How many of the lines below contain "screenshot"? Reply with only that figure.
********
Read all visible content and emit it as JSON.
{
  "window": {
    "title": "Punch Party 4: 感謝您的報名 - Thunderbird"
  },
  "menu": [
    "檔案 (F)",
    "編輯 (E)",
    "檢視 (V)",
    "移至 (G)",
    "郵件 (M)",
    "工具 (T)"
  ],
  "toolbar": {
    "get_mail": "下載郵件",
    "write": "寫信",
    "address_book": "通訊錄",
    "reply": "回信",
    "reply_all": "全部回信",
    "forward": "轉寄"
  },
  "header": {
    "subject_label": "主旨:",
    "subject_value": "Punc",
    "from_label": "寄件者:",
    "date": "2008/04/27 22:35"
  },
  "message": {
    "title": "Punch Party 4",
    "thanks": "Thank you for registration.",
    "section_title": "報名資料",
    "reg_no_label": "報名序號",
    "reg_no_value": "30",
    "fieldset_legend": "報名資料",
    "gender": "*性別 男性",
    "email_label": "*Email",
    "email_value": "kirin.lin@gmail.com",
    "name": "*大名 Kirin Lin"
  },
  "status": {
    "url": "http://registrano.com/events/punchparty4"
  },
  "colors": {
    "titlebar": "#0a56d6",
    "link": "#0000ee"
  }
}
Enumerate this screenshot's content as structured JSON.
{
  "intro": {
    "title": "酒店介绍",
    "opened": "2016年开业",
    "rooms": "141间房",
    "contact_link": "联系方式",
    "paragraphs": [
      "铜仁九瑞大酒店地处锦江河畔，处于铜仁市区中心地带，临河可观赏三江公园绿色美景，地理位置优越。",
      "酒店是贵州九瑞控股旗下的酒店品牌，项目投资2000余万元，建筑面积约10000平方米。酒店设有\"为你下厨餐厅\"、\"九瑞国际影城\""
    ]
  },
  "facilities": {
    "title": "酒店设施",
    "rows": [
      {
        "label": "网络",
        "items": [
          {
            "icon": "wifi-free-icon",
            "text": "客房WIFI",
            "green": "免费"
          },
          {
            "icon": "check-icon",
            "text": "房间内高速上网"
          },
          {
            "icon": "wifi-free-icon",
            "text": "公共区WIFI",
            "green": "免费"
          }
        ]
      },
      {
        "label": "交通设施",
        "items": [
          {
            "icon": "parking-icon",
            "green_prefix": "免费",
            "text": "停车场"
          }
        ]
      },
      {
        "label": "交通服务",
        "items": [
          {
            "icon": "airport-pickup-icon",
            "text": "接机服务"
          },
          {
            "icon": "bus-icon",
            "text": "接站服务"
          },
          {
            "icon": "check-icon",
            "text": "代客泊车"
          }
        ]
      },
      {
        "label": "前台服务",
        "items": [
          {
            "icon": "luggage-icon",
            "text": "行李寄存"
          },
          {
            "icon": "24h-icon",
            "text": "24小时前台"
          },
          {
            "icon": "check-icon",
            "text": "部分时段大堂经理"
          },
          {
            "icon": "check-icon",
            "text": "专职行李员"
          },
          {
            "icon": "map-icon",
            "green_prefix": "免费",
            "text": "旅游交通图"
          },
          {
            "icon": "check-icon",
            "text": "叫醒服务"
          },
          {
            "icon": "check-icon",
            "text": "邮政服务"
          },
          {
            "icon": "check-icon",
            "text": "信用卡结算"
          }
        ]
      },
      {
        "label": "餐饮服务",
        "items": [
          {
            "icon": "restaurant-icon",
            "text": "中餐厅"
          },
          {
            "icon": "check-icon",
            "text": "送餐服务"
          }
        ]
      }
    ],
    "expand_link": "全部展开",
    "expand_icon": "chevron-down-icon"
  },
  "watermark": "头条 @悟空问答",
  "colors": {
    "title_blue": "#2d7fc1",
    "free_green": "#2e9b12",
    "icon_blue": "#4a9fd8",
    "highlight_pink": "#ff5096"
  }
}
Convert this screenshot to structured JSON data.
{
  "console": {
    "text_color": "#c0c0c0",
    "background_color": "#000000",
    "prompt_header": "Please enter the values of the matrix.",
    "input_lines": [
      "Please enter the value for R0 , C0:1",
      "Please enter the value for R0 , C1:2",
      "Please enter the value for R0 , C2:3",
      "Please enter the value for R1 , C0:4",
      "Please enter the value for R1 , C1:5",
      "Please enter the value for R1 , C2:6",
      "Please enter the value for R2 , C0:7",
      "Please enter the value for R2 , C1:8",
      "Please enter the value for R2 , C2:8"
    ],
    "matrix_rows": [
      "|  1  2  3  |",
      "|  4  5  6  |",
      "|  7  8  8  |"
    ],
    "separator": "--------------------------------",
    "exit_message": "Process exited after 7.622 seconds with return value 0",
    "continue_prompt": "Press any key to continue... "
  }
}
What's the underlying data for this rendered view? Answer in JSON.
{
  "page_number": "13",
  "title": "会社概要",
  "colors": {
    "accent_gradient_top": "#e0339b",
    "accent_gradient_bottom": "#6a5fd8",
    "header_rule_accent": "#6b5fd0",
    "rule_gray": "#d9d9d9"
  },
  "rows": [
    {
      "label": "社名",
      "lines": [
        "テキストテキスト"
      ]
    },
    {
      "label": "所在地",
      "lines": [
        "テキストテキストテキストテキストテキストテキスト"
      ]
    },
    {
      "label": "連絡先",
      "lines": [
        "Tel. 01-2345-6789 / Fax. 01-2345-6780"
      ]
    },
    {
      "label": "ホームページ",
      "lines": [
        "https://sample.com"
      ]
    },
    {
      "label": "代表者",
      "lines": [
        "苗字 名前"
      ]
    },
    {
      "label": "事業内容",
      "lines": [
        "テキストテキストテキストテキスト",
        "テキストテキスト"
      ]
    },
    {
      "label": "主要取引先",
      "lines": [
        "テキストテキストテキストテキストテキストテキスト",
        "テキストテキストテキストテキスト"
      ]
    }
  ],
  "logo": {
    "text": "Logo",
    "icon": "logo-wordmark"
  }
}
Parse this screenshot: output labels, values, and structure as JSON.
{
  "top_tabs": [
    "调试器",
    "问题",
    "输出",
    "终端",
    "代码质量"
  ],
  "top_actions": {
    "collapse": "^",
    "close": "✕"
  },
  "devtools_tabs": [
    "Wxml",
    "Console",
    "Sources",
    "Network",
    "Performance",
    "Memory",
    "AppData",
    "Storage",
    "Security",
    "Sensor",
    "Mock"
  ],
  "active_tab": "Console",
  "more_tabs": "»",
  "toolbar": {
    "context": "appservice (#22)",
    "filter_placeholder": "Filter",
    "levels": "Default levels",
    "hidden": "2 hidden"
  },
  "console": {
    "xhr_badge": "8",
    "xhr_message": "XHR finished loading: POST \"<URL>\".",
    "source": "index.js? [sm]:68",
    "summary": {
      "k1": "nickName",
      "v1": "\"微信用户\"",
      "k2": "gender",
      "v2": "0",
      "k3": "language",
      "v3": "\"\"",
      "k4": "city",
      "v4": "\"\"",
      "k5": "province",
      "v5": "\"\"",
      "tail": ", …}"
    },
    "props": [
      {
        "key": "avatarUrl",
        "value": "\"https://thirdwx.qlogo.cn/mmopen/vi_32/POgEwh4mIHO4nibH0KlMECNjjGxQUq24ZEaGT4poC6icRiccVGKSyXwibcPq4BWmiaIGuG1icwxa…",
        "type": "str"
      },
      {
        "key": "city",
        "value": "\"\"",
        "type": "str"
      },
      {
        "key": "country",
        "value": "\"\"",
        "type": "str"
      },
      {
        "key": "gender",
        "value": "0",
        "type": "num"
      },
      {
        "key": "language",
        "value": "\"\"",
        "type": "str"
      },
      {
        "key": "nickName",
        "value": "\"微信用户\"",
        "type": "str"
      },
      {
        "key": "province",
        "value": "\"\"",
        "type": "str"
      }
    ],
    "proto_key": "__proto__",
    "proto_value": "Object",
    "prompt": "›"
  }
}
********
**Finished exercise:** 3